About a month ago, Google introduced some new features to the Chrome beta channel. Among these were speech input through HTML. Now that’s part of the stable release.
“Fresh from the work that we’ve been doing with the HTML Speech Incubator Group, we’ve added support for the HTML5 speech input API,” explained Google software engineer Satish Sampath. “With this API, developers can give web apps the ability to transcribe your voice to text. When a web page uses this feature, you simply click on an icon and then speak into your computer’s microphone. The recorded audio is sent to speech servers for transcription, after which the text is typed out for you.”
You can talk to search, just like you can on your phone. I’m not sure how often this will be preferable from the desktop, but it’s a cool feature nevertheless.
With the new announcement, Google uses translation through Google Translate as an applicable example.
“Speech input through HTML is one of many new web technologies in the browser that help make innovative and useful web applications like Google Translate’s speech feature possible,” says software engineer Josh Estelle.

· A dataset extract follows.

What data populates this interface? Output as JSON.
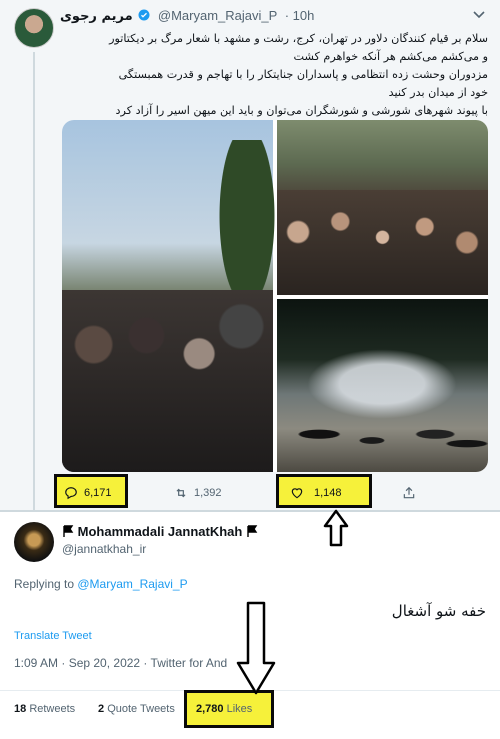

In other Chrome-related news, Google has been working with Adobe (and others) on transparency and controls for Flash Player’s local storage.